Jintao, with the two vowing to work together on both issues.

Transcript

TONY JONES, PRESENTER: The US President Barack Obama has held talks with his Chinese counterpart,
President Hu Jintao - the most important meeting of his Asian tour. One of the key topics was
climate change, with President Obama saying the two countries are aiming to help deliver an accord
on the issue at Copenhagen. They also vowed to work together to stabilise the global economy. China
correspondent Stephen McDonell reports from Beijing.

STEPHEN MCDONELL, REPORTER: If United States President Barack Obama was around 100 years ago he
would have met China's leaders here at the Forbidden City. Today, he visited the palace at the
heart of the Beijing, aware of the symbolism that his trip is bringing to China-US relations.
Earlier, he walked into the Great Hall of the People alongside his host, President Hu Jintao. Their
arrival was met with considerable fanfare.

According to United States President Barack Obama, the world is watching what these two leaders can
come up with on climate change, but trade tensions are also high on the agenda here. The US wants
China's currency to appreciate to allow local consumers to buy American exports. China wants to
keep its currency lower to let millions more people here trade their way out of poverty. But Hu
Jintao says they can cooperate on combating future recessions.

HU JINTAO, CHINESE PRESIDENT (voiceover translation): We also exchanged views on the current
international economic and financial situation. And we believe that now the world economy has shown
some positive signs of stabilising and recovery. But the foundations for this recovery is not
firmly established. The two sides reiterated that they will continue to increase dialogue and
cooperation in macroeconomic and financial policies.

STEPHEN MCDONELL: President Barack Obama was talking up climate change provisions.

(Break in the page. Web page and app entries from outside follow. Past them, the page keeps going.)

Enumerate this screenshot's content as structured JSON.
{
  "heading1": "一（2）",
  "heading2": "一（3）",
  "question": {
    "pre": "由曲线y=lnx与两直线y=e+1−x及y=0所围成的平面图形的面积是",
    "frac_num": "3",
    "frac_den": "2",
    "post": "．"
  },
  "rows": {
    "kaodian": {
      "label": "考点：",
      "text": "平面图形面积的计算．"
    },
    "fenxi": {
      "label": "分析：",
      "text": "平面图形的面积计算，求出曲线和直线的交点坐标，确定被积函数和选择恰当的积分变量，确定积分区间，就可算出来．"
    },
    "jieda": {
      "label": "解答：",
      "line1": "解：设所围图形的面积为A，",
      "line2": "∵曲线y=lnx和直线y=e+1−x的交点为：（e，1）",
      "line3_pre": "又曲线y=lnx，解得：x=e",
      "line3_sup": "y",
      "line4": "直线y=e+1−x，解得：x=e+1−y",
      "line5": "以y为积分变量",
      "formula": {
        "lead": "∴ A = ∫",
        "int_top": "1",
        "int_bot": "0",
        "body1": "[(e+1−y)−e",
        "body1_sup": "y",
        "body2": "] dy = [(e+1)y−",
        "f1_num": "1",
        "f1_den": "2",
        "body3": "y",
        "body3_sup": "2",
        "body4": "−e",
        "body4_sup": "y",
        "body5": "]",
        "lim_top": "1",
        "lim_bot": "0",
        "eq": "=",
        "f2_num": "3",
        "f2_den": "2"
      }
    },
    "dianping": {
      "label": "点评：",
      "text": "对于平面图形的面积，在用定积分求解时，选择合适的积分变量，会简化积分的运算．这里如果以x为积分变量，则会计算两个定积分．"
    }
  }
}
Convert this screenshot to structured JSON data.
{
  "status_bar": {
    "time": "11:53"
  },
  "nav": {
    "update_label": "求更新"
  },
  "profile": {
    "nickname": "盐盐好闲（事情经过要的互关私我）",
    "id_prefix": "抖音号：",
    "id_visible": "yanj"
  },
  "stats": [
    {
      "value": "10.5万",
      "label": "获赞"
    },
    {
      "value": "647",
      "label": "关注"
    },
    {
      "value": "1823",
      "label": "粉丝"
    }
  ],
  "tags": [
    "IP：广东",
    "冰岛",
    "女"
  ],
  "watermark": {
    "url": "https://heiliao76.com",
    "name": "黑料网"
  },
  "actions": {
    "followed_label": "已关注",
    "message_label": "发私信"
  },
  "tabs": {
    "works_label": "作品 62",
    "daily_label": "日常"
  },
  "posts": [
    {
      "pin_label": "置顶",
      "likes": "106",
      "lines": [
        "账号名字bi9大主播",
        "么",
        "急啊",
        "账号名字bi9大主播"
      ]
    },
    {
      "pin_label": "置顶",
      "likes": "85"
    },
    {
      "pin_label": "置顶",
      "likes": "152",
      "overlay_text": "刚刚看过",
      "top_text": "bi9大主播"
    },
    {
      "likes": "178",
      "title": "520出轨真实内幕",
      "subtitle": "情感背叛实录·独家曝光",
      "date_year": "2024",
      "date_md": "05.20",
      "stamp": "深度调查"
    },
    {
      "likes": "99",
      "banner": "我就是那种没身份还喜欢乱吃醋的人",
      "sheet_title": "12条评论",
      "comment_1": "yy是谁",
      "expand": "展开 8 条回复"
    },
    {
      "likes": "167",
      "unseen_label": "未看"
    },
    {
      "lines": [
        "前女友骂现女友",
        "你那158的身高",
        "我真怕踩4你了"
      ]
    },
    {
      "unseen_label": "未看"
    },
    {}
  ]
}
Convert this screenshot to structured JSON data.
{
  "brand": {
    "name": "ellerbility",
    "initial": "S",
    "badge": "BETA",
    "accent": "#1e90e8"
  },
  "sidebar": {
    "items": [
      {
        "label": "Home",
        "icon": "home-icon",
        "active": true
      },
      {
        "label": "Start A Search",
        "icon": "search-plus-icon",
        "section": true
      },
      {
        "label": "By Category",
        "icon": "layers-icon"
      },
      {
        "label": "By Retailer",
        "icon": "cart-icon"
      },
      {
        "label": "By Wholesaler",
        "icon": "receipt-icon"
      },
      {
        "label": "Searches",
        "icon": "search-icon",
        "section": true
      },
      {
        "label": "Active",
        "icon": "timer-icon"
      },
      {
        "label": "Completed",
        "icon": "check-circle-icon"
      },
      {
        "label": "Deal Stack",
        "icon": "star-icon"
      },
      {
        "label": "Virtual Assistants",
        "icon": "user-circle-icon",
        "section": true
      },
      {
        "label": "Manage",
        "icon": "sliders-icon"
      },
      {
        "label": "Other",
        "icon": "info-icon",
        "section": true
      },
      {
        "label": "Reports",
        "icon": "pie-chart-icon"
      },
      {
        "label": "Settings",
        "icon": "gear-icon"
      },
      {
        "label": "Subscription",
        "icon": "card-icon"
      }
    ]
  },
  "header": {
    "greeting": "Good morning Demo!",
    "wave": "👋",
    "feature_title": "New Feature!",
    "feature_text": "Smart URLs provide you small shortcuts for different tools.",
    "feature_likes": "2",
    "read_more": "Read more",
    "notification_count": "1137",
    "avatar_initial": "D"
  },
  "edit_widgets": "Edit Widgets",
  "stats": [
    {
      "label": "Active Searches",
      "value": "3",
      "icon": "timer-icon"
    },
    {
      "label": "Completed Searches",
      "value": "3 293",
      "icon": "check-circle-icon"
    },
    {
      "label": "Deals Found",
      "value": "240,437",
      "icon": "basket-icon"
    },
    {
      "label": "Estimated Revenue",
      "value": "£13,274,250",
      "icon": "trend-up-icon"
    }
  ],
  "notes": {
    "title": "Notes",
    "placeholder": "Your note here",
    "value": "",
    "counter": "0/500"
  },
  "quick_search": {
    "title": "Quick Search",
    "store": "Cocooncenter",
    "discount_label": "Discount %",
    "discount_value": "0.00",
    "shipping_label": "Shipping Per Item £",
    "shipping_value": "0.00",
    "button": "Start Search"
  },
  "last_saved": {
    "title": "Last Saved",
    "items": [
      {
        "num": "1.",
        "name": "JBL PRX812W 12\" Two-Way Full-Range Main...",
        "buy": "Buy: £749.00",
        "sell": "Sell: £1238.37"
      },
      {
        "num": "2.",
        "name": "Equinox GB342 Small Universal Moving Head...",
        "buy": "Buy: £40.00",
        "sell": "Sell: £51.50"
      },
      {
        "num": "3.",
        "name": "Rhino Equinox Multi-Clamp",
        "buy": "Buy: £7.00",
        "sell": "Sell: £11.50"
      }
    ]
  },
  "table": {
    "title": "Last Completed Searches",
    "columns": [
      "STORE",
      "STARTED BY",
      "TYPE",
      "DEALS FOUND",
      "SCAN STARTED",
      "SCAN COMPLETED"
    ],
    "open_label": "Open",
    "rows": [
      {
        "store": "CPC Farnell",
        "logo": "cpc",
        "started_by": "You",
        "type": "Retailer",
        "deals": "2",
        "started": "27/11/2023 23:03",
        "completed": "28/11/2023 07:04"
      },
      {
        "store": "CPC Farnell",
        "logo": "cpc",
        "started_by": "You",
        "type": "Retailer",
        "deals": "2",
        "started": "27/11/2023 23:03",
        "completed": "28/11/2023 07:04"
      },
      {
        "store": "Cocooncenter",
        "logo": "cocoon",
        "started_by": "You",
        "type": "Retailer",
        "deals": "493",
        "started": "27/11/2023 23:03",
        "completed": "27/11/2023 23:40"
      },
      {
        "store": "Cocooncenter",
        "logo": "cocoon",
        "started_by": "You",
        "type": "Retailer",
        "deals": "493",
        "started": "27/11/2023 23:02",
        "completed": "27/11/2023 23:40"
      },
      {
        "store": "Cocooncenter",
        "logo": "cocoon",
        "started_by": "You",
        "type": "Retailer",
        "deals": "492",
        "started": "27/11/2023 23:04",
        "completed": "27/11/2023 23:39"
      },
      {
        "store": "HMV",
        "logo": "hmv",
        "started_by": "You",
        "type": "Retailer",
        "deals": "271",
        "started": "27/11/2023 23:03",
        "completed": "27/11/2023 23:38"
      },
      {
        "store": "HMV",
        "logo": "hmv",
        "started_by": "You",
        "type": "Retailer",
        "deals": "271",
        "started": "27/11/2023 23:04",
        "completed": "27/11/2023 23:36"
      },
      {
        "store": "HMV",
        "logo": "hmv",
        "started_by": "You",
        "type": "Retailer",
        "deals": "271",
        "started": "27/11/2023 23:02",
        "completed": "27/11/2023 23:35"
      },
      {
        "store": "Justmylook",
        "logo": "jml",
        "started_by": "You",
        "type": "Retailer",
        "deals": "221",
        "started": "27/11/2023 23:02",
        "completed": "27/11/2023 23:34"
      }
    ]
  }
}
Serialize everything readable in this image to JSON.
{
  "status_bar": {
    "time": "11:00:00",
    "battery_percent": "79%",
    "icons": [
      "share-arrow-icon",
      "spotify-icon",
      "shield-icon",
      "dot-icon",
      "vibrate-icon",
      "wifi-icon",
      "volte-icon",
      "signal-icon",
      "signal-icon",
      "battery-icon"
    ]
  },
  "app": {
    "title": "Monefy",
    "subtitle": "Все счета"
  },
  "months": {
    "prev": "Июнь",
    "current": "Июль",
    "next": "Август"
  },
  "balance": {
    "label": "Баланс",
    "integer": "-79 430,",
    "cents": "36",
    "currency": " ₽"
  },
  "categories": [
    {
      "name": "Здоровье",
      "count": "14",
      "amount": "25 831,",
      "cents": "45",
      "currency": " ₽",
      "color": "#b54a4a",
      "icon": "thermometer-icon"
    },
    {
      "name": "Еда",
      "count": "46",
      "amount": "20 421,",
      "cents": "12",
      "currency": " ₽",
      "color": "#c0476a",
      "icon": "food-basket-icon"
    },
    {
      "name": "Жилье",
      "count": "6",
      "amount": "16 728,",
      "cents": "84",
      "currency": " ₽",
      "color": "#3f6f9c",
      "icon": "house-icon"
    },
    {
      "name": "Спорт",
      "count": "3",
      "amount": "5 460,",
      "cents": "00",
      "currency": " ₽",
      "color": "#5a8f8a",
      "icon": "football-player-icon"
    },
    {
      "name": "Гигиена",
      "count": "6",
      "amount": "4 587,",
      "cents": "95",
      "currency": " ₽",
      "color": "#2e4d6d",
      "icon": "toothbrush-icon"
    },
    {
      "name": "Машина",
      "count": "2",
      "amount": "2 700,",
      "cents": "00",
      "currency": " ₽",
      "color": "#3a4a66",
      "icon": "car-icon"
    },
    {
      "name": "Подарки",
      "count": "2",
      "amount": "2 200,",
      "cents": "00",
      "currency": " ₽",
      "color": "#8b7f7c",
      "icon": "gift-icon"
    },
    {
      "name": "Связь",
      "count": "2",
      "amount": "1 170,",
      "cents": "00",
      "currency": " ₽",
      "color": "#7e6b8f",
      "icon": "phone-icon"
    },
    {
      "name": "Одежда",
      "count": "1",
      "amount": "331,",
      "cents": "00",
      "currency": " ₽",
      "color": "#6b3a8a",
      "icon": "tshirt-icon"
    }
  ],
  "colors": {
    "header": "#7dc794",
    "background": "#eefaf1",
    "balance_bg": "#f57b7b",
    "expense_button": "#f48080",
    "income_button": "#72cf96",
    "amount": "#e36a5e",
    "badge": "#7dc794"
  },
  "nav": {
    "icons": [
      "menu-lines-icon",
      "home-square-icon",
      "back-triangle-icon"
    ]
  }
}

BARACK OBAMA, US PRESIDENT: As the two largest consumers and producers of energy, there can be no
solution to this challenge without the efforts of both China and the United States. We are creating
a joint clean energy research centre and have achieved agreements on energy efficiency and
renewable energy, cleaner uses of coal, electric vehicles and shale gas. We also agreed to work
toward a successful outcome in Copenhagen. Our aim there, in support of what Prime Minister
Rasmussen of Denmark is trying to achieve, is not a partial accord or a political declaration, but
rather an accord that covers all of the issues in the negotiations and one that has immediate
operational effect.

STEPHEN MCDONELL: President Obama said he wanted to have a meeting of minds here and these two
leaders did speak of their preparedness to cooperate with one another. But today's announcements
were largely symbolic and there wasn't very much detail.

There's time for more substantial talks, but behind closed doors.